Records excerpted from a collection
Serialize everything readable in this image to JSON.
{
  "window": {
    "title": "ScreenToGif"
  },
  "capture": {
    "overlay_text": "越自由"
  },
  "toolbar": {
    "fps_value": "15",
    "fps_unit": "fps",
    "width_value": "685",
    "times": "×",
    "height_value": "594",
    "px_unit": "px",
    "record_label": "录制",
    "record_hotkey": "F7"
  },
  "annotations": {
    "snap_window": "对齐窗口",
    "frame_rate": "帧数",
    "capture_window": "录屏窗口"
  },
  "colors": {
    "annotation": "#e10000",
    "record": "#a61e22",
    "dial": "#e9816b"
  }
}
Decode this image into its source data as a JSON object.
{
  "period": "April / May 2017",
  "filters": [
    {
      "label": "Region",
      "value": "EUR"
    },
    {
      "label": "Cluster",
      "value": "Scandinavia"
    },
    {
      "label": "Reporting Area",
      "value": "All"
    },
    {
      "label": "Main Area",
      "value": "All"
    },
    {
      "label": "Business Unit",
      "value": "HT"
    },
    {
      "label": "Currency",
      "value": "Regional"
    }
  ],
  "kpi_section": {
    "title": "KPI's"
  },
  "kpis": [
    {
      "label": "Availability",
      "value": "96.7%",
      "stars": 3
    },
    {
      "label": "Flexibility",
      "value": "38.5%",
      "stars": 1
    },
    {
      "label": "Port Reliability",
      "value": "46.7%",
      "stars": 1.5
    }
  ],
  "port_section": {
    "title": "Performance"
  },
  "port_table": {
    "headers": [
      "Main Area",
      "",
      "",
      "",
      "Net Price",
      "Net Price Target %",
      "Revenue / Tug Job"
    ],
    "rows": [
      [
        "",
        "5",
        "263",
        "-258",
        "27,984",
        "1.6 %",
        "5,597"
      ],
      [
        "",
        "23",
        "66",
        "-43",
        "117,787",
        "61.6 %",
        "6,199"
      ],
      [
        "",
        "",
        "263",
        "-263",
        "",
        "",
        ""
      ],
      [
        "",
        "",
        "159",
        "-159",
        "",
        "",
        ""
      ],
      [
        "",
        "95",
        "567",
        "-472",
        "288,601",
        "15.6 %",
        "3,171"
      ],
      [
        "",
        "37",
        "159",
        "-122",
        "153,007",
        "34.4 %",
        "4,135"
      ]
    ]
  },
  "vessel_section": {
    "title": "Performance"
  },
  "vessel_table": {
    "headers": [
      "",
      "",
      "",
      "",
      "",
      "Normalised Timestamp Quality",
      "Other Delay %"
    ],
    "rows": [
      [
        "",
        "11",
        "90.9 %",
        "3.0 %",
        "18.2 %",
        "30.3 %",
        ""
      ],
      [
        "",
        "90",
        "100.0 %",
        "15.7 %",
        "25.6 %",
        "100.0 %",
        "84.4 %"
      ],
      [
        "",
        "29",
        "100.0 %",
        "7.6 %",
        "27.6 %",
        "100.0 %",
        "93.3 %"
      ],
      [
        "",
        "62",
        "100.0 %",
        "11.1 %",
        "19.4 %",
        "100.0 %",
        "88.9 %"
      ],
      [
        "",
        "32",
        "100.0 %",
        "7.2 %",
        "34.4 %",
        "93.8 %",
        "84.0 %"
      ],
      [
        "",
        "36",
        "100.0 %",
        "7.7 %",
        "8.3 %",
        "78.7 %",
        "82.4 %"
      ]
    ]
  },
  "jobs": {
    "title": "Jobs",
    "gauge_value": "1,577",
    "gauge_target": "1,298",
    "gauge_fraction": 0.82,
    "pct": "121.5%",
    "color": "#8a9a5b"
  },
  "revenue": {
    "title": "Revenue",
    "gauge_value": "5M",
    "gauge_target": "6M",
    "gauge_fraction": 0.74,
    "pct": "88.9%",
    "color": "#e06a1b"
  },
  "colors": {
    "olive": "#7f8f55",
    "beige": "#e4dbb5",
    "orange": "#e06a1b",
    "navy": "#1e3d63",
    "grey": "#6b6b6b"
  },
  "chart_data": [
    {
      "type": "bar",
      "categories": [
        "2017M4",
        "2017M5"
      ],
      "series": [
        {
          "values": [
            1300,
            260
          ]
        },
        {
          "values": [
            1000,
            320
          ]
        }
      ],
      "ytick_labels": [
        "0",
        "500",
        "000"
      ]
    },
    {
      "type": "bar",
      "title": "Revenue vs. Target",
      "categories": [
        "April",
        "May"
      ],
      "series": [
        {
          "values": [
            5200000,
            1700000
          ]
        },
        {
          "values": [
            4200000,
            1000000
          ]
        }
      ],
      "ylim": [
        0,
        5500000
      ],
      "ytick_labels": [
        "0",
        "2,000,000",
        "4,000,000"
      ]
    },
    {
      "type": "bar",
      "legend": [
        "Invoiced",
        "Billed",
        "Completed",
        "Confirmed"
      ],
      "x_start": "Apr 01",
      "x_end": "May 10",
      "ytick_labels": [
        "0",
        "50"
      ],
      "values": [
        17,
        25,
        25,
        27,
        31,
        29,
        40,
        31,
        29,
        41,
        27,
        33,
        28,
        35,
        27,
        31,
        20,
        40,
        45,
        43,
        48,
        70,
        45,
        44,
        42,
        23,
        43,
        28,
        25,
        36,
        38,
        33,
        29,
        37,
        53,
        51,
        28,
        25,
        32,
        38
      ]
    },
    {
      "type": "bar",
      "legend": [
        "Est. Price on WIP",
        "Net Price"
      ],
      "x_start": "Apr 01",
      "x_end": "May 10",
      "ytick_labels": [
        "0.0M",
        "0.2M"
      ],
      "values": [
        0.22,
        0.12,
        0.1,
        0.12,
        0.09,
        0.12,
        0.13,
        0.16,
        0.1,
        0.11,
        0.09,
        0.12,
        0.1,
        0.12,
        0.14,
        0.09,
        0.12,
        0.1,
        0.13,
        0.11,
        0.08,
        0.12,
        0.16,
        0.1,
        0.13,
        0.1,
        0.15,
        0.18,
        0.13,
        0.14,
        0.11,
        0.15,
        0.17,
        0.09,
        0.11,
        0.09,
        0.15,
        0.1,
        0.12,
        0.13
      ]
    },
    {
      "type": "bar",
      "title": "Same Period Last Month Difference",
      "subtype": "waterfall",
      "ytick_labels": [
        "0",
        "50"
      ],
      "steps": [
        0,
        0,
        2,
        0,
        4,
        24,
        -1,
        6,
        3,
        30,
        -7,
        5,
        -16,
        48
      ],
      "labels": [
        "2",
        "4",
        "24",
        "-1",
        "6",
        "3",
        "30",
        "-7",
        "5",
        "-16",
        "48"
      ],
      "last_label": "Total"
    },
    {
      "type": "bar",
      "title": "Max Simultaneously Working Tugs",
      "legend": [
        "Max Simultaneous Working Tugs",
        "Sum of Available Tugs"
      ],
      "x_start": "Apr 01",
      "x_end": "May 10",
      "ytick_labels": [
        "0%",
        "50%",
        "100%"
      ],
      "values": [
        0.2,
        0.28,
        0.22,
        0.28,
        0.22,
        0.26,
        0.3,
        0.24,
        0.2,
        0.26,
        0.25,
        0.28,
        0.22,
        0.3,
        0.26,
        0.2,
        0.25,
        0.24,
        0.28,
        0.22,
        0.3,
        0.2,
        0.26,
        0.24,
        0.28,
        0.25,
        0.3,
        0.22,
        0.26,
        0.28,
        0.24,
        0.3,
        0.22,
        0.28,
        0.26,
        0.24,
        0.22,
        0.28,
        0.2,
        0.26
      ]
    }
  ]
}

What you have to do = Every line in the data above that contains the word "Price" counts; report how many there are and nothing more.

Solution to this exercise = 4